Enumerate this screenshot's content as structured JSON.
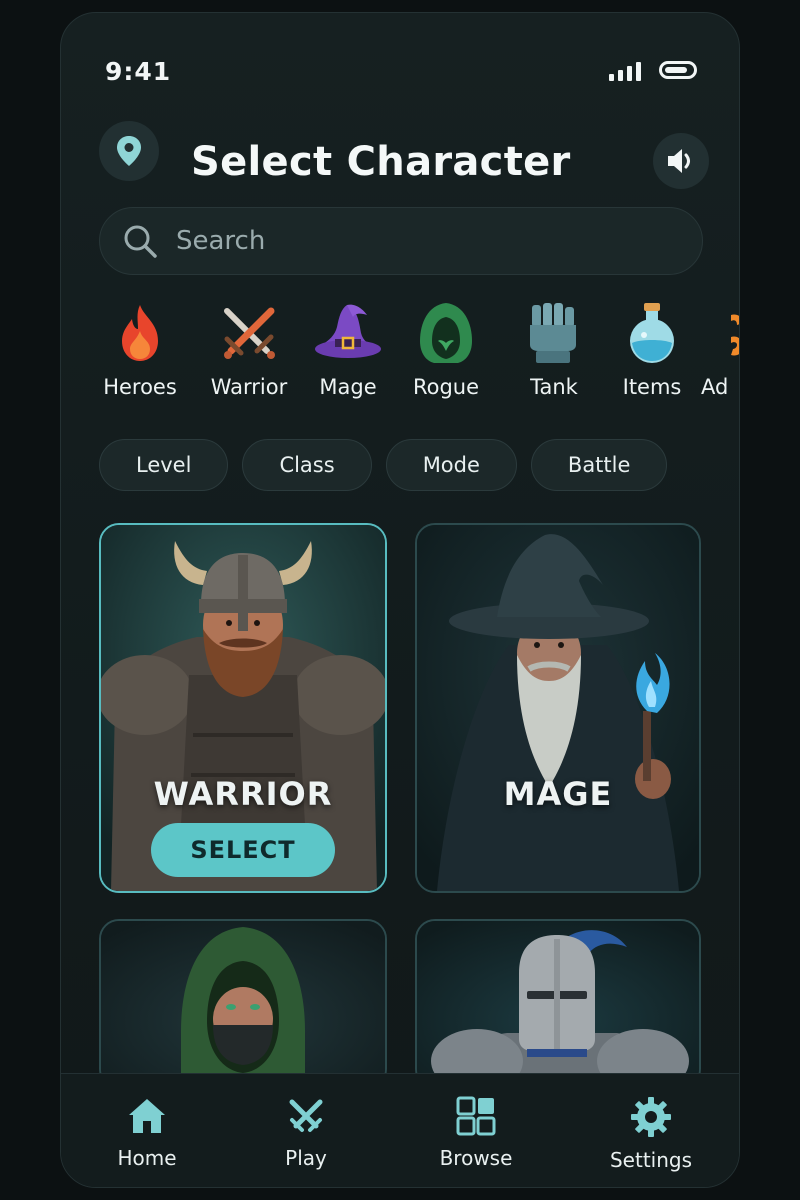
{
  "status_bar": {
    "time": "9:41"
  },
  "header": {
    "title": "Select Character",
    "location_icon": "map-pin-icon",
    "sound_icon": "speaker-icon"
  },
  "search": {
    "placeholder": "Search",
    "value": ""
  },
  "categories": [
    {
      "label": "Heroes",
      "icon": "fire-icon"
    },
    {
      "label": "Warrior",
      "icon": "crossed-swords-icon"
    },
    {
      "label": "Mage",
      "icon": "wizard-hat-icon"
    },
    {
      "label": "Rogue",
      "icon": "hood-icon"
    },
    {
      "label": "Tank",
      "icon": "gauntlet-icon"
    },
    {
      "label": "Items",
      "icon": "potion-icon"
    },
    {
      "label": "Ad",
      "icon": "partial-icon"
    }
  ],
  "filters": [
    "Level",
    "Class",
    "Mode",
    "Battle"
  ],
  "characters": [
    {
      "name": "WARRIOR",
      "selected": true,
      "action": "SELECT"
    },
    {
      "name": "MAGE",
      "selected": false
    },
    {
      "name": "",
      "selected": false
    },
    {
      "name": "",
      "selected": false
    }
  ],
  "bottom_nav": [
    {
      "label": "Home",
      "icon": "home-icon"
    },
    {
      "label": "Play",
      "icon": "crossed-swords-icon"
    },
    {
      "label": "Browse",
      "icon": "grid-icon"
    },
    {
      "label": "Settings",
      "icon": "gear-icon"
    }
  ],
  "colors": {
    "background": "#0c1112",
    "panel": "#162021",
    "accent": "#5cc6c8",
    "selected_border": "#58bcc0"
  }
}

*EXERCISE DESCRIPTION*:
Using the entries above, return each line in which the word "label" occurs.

*OUTPUT BELOW*:
      "label": "Heroes",
      "label": "Warrior",
      "label": "Mage",
      "label": "Rogue",
      "label": "Tank",
      "label": "Items",
      "label": "Ad",
      "label": "Home",
      "label": "Play",
      "label": "Browse",
      "label": "Settings",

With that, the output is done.